1 minutos
how do you mark your gear?

I use nail polish—blue and green are my colors. Don’t buy cheap nail polish, or it’ll wear quickly! BRAD AUSFRESSER Kristina and I broke out the Dremel tool and engraved our rack a few years ago. ANTHONY JOHNSON I use thin blue electrical tape on my biners—I put it there while I’m sitting around, waiting for summer to return. CRISTIANO VIEIRA I decorated my Grigri a long time ago. CHRISTINA LIU I make two passes with Krylon pink spray paint. No matter how much wears off, one of the crevices in the gear will always have pink in it. JOSHUA FIGHTMASTER I mark my gear with colored tape. Be sure to stick the tape on places with the least amount of wear-and-tear. KOBE BURDACK All this year, Metolius is giving away a sweet prize to the best Re-Gram photo—check our social channels…

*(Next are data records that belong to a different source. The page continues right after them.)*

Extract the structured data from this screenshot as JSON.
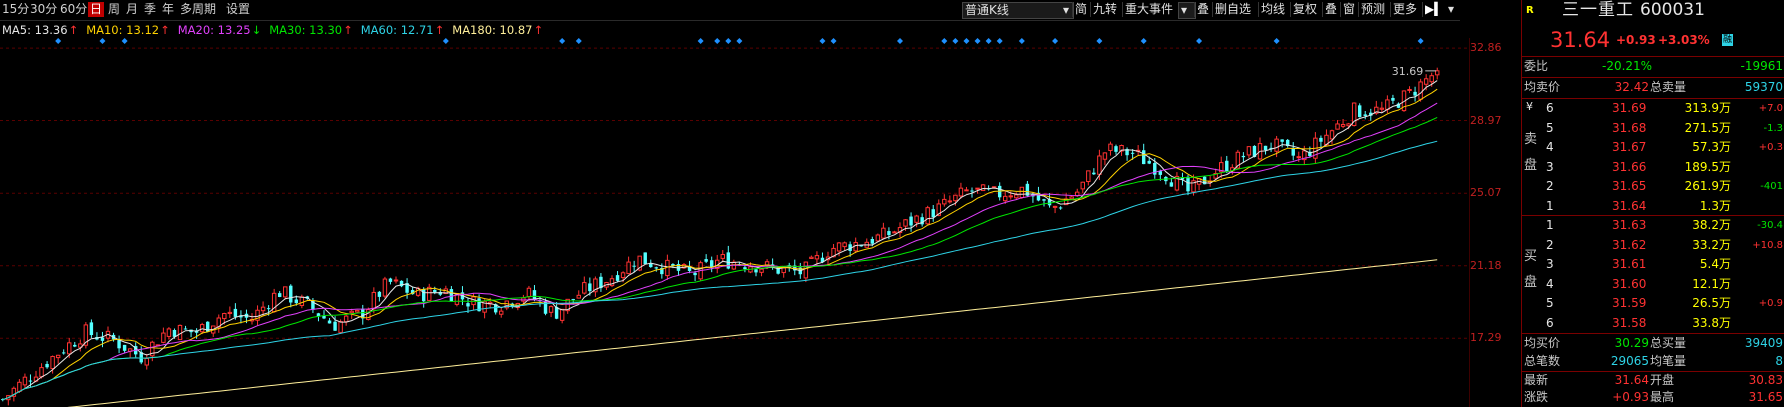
{
  "periods": [
    "15分",
    "30分",
    "60分",
    "日",
    "周",
    "月",
    "季",
    "年",
    "多周期",
    "设置"
  ],
  "active_period": "日",
  "toolbar": {
    "kline_type": "普通K线",
    "buttons": [
      "简",
      "九转",
      "重大事件",
      "叠",
      "删自选",
      "均线",
      "复权",
      "叠",
      "窗",
      "预测",
      "更多"
    ]
  },
  "ma_legend": [
    {
      "label": "MA5: 13.36",
      "arrow": "↑",
      "color": "#e6e6e6",
      "arrow_color": "#ff3232"
    },
    {
      "label": "MA10: 13.12",
      "arrow": "↑",
      "color": "#ffd200",
      "arrow_color": "#ff3232"
    },
    {
      "label": "MA20: 13.25",
      "arrow": "↓",
      "color": "#e040fb",
      "arrow_color": "#00e600"
    },
    {
      "label": "MA30: 13.30",
      "arrow": "↑",
      "color": "#00e600",
      "arrow_color": "#ff3232"
    },
    {
      "label": "MA60: 12.71",
      "arrow": "↑",
      "color": "#2ed3e6",
      "arrow_color": "#ff3232"
    },
    {
      "label": "MA180: 10.87",
      "arrow": "↑",
      "color": "#ffef9a",
      "arrow_color": "#ff3232"
    }
  ],
  "chart_data": {
    "type": "candlestick",
    "price_ticks": [
      "32.86",
      "28.97",
      "25.07",
      "21.18",
      "17.29"
    ],
    "ylim": [
      13.6,
      33.4
    ],
    "high_annotation": "31.69",
    "n_bars": 260,
    "close_series_approx": [
      14.0,
      15.3,
      16.5,
      17.6,
      17.2,
      16.3,
      17.8,
      17.6,
      18.6,
      18.3,
      19.8,
      19.1,
      18.0,
      18.6,
      20.3,
      19.6,
      19.9,
      19.2,
      19.1,
      19.7,
      18.6,
      19.8,
      20.5,
      21.6,
      21.1,
      20.7,
      21.5,
      21.3,
      21.0,
      20.8,
      22.1,
      22.4,
      22.8,
      23.6,
      24.3,
      25.2,
      25.0,
      25.3,
      24.2,
      25.2,
      27.4,
      27.2,
      26.3,
      25.1,
      26.3,
      27.1,
      27.7,
      26.9,
      28.2,
      29.5,
      29.5,
      30.4,
      31.64
    ]
  },
  "quote": {
    "code_flag": "R",
    "name": "三一重工",
    "code": "600031",
    "price": "31.64",
    "change": "+0.93",
    "change_pct": "+3.03%",
    "market_badge": "融",
    "wb_label": "委比",
    "wb_value": "-20.21%",
    "wc_value": "-19961",
    "avg_sell_label": "均卖价",
    "avg_sell_value": "32.42",
    "total_sell_label": "总卖量",
    "total_sell_value": "59370",
    "sell_side_label": "卖\n盘",
    "sell_rows": [
      {
        "lvl": "6",
        "price": "31.69",
        "vol": "313.9万",
        "chg": "+7.0"
      },
      {
        "lvl": "5",
        "price": "31.68",
        "vol": "271.5万",
        "chg": "-1.3"
      },
      {
        "lvl": "4",
        "price": "31.67",
        "vol": "57.3万",
        "chg": "+0.3"
      },
      {
        "lvl": "3",
        "price": "31.66",
        "vol": "189.5万",
        "chg": ""
      },
      {
        "lvl": "2",
        "price": "31.65",
        "vol": "261.9万",
        "chg": "-401"
      },
      {
        "lvl": "1",
        "price": "31.64",
        "vol": "1.3万",
        "chg": ""
      }
    ],
    "buy_side_label": "买\n盘",
    "buy_rows": [
      {
        "lvl": "1",
        "price": "31.63",
        "vol": "38.2万",
        "chg": "-30.4"
      },
      {
        "lvl": "2",
        "price": "31.62",
        "vol": "33.2万",
        "chg": "+10.8"
      },
      {
        "lvl": "3",
        "price": "31.61",
        "vol": "5.4万",
        "chg": ""
      },
      {
        "lvl": "4",
        "price": "31.60",
        "vol": "12.1万",
        "chg": ""
      },
      {
        "lvl": "5",
        "price": "31.59",
        "vol": "26.5万",
        "chg": "+0.9"
      },
      {
        "lvl": "6",
        "price": "31.58",
        "vol": "33.8万",
        "chg": ""
      }
    ],
    "avg_buy_label": "均买价",
    "avg_buy_value": "30.29",
    "total_buy_label": "总买量",
    "total_buy_value": "39409",
    "total_trades_label": "总笔数",
    "total_trades_value": "29065",
    "avg_trade_label": "均笔量",
    "avg_trade_value": "8",
    "latest_label": "最新",
    "latest_value": "31.64",
    "open_label": "开盘",
    "open_value": "30.83",
    "chg_label": "涨跌",
    "chg_value": "+0.93",
    "high_label": "最高",
    "high_value": "31.65"
  },
  "colors": {
    "up": "#ff3232",
    "down": "#54ffff",
    "grid": "#5a0000",
    "marker": "#1e90ff"
  }
}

1 minutos
the big question

Where do you get your climbing gear?* 51% I hate having to put on pants, so I always shop online. 6% Who buys gear? Have you seen Free Solo? I don’t need materialistic possessions weighing me down as I ascend the mountains of my soul. 38% The guys at the local gear shop not only give me a discount, they also constantly uprate my projects. I support small businesses. 5% The Camp 4 Kiosk, the board at the Superbowl bathrooms, and “Dreadlock Carl” at the Squamish campground offer great deals if you’re willing to get into the back of a cargo van to see the goods. *Based on 170 responses I buy my gear at Mountainworks in Provo, Utah._It’s attached to the gym where I started climbing. They were so helpful and encouraging to me when I first started climbing—my…

1 minutos
mini reviews

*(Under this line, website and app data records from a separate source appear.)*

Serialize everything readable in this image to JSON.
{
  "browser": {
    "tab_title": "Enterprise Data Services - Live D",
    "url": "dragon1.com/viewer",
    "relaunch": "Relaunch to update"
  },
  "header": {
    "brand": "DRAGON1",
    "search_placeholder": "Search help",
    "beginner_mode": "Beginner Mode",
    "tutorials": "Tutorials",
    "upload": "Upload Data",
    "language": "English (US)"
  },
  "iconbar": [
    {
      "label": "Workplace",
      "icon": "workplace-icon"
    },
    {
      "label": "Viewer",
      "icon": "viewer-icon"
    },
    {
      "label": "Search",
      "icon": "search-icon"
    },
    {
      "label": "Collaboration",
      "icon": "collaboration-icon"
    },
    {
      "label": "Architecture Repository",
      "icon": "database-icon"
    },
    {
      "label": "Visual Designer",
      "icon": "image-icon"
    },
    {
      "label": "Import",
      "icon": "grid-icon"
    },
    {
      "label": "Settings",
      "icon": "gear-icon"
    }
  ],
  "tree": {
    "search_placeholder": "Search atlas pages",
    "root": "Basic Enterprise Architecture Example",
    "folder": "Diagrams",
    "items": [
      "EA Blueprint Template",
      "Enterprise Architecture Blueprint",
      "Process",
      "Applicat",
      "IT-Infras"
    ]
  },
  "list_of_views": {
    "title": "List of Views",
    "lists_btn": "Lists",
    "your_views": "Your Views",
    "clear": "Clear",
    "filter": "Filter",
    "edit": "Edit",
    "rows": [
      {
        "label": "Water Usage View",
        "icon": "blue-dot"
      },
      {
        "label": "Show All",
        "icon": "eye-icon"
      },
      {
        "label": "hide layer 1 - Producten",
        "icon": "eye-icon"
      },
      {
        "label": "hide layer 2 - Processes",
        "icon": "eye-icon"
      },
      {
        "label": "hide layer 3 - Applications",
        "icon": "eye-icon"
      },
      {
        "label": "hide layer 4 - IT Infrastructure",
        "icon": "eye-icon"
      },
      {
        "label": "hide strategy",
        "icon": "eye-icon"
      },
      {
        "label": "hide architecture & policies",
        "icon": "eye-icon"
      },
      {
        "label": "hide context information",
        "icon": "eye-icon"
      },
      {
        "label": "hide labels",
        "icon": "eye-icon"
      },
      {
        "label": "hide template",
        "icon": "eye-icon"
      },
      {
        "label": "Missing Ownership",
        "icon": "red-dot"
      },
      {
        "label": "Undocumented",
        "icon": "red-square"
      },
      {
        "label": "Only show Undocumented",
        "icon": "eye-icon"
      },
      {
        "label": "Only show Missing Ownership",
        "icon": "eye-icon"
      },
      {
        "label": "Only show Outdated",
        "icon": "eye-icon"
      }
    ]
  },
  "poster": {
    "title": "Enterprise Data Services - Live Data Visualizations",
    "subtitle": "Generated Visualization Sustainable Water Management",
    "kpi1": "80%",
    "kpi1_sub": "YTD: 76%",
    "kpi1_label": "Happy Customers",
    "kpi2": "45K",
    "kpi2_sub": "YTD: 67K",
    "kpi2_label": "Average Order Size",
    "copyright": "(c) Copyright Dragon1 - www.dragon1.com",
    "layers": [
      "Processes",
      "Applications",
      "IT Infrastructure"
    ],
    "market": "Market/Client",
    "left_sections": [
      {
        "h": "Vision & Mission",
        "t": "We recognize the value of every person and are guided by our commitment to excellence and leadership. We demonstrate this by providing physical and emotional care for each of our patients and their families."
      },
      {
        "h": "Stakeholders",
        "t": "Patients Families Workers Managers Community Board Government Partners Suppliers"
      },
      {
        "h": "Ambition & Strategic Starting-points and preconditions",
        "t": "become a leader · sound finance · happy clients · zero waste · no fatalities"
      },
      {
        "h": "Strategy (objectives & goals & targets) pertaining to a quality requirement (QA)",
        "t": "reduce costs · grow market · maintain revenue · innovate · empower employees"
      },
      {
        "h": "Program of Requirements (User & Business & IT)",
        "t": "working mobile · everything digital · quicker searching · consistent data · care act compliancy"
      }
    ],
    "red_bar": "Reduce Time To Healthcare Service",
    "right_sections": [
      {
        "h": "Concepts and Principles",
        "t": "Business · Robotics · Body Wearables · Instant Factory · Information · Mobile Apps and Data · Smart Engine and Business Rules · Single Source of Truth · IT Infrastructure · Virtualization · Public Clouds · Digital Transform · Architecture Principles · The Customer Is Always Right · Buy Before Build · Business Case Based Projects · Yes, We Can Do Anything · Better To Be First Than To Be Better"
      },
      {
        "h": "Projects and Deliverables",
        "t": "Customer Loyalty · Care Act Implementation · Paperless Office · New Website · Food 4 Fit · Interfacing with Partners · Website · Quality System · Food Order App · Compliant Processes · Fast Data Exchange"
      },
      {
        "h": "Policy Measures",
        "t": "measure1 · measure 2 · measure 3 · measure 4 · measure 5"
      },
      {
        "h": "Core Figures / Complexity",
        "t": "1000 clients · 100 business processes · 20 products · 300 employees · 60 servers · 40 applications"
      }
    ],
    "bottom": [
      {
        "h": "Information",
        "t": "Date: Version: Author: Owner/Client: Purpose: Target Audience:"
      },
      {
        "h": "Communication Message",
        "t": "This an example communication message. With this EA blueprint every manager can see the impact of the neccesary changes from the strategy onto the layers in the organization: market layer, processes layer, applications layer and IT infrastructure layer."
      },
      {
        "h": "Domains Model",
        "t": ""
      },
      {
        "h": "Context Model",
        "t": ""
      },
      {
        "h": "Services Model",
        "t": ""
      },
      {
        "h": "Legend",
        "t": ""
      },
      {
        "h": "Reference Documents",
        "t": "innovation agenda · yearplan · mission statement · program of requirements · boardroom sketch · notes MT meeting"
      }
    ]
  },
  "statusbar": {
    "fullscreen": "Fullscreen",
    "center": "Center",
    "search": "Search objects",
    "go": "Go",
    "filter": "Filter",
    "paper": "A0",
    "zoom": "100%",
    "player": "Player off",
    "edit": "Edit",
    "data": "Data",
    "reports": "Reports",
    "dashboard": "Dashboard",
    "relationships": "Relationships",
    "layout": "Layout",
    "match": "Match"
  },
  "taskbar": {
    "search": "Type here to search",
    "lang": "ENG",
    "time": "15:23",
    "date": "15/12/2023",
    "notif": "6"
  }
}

• Hangdog Days: Conflict, Change, and the Race for 5.14 This rollicking book is a welcome trip back to the 1980s, the decade of greatest change—and conflict—in America, when resting on the rope and rap bolting were taboo. Jeff Smoot, a partner of Todd Skinner, one of the “hangdog” pioneers, takes you from the Valley to Smith to Index, often with Skinner. With engaging writing and research, Smoot’s book is a pleasure, even as it details the uglier incidents (bolt wars, Yosemite rope-shitting, Index crack greasing!) in American climbing. Without the 1980s, our sport would not be where it is today, a lesson Hangdog Days artfully conveys. $22, • Rock Climbing Technique: The Practical Guide to Movement Mastery This compact, user friendly manual is a great resource for developing technique, a foundation…